-- Opening Marker --

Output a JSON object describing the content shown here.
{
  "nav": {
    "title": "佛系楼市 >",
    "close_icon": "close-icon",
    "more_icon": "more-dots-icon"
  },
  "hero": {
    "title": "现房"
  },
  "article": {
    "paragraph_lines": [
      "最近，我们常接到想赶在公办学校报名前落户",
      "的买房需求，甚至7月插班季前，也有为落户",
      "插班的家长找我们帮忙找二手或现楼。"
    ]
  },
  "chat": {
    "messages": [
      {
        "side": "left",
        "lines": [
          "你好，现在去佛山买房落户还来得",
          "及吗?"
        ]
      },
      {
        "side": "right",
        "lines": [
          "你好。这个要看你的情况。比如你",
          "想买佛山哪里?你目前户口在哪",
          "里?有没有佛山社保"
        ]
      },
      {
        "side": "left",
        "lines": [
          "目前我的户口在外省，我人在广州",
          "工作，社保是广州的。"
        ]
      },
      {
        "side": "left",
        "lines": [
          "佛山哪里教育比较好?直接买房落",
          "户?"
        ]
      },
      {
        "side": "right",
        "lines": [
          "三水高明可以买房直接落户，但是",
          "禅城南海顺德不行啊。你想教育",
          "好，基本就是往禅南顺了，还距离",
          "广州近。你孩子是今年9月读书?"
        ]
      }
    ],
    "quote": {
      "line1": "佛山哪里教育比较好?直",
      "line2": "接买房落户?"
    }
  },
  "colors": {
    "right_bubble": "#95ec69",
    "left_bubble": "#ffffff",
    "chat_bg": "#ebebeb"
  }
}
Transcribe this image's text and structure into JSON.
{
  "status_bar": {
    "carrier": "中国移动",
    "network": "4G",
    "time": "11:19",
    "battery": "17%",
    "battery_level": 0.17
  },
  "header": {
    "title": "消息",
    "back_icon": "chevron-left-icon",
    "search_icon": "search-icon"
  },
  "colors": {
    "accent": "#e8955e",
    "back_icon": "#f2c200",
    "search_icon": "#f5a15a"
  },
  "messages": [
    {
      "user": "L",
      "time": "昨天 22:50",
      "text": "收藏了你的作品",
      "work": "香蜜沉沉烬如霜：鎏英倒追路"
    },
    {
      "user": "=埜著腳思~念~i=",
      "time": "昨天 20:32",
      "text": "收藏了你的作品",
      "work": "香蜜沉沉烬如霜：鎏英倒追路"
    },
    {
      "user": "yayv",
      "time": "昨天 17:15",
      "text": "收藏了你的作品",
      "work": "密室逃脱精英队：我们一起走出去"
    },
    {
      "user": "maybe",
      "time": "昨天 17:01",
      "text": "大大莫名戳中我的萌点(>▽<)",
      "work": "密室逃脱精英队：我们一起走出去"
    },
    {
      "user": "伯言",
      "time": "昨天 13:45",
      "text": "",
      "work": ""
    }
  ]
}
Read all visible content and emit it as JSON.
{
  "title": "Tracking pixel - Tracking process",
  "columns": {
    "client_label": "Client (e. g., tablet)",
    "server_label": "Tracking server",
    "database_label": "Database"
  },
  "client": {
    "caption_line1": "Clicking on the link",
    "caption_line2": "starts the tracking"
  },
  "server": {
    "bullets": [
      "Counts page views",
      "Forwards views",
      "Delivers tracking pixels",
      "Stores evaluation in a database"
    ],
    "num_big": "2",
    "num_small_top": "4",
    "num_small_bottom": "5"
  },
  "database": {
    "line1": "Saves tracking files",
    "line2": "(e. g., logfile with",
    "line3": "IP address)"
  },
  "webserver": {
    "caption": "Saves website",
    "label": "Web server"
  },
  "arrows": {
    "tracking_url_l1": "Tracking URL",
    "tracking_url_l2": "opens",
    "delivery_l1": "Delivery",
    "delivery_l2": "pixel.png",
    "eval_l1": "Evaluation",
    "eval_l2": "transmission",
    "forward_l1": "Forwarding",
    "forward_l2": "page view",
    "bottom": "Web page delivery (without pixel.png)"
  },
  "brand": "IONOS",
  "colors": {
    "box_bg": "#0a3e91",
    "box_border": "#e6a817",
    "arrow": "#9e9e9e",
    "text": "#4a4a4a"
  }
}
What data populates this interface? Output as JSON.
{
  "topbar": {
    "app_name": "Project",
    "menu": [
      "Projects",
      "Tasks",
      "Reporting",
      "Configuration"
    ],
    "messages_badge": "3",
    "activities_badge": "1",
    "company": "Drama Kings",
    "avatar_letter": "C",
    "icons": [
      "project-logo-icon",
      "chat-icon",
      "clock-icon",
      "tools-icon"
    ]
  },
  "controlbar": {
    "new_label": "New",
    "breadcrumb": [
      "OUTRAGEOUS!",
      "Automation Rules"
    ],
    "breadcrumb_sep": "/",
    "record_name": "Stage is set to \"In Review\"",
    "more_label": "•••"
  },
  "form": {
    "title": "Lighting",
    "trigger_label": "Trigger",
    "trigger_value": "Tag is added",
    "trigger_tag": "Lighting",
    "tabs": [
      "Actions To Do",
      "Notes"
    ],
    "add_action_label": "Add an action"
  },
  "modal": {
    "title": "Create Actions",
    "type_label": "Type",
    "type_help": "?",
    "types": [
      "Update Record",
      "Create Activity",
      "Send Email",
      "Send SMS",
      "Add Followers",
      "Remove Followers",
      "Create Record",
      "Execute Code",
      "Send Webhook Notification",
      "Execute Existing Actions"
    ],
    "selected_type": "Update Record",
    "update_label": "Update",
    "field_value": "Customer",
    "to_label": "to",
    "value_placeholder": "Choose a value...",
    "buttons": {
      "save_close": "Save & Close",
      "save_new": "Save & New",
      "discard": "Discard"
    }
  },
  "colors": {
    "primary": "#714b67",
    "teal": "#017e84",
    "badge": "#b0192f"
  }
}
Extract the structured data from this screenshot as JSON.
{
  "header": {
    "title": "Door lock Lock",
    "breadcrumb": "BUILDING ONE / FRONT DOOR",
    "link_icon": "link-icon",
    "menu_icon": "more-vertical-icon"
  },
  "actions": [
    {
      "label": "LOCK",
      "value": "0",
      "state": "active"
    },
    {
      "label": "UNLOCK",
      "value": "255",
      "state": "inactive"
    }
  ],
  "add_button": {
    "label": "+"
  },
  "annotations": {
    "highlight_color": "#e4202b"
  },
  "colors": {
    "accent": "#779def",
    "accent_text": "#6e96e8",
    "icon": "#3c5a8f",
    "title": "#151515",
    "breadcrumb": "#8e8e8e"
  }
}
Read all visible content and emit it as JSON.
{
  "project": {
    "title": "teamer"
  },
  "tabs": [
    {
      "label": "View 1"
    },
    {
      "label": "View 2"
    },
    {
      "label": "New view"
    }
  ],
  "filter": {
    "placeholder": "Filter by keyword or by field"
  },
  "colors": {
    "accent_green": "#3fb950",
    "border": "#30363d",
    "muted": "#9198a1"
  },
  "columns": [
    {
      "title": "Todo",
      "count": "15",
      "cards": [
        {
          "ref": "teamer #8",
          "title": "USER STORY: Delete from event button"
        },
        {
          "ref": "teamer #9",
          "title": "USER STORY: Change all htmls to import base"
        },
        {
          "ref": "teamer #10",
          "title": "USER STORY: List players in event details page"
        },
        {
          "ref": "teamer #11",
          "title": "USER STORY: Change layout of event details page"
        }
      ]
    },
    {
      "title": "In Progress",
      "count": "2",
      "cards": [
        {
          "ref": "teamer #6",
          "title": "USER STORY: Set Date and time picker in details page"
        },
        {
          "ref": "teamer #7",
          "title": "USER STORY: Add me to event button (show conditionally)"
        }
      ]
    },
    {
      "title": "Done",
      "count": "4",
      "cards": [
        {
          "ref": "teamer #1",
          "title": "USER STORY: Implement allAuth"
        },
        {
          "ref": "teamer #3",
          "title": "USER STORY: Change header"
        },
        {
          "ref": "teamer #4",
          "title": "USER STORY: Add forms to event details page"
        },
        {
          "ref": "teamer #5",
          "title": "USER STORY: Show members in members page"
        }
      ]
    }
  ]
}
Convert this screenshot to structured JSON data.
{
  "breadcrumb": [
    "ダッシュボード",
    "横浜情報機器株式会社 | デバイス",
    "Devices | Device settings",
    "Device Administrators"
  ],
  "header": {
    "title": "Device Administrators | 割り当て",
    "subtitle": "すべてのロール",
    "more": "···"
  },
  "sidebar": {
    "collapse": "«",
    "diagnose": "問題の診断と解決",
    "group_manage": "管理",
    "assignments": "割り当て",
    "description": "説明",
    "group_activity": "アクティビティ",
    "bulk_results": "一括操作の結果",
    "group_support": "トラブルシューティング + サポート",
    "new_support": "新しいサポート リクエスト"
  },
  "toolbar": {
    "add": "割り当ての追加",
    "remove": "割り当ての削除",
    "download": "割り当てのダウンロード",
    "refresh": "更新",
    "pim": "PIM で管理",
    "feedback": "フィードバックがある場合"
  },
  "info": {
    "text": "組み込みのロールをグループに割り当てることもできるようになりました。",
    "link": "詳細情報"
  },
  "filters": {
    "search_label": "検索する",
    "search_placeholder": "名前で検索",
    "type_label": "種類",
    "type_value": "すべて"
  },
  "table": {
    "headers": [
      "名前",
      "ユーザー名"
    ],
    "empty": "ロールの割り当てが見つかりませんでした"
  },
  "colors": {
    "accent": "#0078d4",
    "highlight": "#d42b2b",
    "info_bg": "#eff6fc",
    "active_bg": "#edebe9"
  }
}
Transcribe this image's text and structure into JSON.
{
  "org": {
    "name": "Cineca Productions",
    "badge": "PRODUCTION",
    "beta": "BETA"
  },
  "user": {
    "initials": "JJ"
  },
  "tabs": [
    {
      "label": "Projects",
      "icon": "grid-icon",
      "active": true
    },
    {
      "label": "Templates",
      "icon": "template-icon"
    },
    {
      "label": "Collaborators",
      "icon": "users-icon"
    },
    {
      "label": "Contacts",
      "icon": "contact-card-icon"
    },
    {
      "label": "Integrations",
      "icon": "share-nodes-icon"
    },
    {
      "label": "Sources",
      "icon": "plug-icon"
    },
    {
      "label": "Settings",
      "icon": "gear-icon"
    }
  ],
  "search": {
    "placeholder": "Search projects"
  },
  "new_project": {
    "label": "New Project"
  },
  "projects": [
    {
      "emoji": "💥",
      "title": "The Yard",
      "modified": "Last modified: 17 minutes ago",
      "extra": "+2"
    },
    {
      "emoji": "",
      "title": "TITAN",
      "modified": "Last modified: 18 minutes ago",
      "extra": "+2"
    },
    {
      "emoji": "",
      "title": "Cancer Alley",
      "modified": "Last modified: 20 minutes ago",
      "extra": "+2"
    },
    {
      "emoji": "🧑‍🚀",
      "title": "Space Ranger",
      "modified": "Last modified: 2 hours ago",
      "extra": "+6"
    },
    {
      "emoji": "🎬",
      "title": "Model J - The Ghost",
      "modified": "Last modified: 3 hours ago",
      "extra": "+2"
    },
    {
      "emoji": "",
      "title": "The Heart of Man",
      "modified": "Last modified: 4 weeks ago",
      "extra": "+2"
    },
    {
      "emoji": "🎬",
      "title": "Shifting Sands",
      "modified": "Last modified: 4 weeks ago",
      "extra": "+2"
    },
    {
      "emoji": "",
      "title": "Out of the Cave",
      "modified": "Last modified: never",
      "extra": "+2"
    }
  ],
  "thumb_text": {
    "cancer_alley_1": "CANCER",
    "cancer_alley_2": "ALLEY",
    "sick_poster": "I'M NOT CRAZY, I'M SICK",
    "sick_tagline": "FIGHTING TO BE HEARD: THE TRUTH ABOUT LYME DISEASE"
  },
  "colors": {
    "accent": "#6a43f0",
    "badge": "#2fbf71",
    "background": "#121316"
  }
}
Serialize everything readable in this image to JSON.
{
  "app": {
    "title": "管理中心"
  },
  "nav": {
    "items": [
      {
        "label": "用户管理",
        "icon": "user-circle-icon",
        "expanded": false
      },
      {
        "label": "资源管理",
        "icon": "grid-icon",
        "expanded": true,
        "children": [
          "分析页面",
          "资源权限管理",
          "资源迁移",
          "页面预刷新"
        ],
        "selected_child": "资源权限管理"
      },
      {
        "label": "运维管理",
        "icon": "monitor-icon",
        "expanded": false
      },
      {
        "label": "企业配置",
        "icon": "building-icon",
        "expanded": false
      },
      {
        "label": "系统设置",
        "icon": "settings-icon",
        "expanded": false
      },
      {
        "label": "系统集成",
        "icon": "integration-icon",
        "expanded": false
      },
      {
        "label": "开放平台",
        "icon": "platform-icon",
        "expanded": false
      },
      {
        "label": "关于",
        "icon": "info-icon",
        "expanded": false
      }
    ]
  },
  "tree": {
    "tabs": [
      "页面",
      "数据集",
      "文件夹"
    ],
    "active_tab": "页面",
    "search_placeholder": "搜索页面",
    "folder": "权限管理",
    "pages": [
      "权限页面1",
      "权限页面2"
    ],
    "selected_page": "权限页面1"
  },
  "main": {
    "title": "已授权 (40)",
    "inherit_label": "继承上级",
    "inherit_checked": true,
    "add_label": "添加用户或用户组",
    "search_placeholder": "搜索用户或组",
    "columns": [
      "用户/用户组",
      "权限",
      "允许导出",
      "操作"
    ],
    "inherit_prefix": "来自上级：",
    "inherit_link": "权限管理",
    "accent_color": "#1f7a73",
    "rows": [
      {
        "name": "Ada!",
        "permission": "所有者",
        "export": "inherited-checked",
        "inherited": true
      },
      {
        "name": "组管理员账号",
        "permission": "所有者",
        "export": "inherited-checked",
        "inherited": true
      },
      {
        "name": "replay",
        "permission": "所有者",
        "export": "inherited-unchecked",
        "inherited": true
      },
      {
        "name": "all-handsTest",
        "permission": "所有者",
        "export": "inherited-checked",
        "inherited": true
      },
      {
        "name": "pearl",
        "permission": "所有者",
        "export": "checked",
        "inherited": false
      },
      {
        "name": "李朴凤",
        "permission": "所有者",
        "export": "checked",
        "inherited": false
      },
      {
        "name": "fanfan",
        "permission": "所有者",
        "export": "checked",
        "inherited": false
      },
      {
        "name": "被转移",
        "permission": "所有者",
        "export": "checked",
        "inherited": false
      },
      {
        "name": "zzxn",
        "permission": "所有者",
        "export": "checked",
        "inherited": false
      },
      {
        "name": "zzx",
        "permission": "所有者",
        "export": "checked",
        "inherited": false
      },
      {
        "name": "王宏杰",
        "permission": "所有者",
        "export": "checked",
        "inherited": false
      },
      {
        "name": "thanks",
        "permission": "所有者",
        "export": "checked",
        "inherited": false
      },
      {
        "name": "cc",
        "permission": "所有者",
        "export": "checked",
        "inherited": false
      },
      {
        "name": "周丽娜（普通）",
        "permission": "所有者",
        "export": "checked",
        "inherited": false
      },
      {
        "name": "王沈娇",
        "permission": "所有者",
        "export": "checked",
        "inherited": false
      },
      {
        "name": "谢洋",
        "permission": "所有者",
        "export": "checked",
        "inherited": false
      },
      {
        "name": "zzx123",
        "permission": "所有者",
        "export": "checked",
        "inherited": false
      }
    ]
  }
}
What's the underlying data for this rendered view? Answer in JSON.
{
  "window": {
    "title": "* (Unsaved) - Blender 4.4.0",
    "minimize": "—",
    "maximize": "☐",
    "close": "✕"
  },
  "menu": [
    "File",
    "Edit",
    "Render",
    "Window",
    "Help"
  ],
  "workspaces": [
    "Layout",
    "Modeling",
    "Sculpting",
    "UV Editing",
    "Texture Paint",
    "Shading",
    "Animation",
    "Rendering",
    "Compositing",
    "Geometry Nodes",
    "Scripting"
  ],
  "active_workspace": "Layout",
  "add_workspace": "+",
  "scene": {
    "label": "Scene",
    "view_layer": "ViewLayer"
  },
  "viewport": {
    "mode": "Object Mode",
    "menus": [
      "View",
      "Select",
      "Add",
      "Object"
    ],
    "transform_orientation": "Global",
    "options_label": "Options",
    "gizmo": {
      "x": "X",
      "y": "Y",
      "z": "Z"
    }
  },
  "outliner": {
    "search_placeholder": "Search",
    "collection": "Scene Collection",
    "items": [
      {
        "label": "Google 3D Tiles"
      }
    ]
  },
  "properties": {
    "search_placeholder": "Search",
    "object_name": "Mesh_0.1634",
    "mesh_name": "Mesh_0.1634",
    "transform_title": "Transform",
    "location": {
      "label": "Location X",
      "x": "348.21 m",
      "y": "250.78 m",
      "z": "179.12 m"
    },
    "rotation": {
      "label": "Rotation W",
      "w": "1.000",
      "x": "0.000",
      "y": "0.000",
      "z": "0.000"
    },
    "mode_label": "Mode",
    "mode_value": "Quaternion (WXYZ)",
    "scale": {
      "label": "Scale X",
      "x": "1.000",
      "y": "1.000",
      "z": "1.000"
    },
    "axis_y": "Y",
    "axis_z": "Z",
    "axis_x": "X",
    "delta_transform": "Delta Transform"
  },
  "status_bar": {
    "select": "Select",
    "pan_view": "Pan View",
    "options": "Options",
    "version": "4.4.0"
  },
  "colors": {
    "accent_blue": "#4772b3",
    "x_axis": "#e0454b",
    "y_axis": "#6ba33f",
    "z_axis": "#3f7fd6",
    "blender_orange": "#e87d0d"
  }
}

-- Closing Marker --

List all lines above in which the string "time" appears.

    "time": "11:19",
      "time": "昨天 22:50",
      "time": "昨天 20:32",
      "time": "昨天 17:15",
      "time": "昨天 17:01",
      "time": "昨天 13:45",
          "title": "USER STORY: Set Date and time picker in details page"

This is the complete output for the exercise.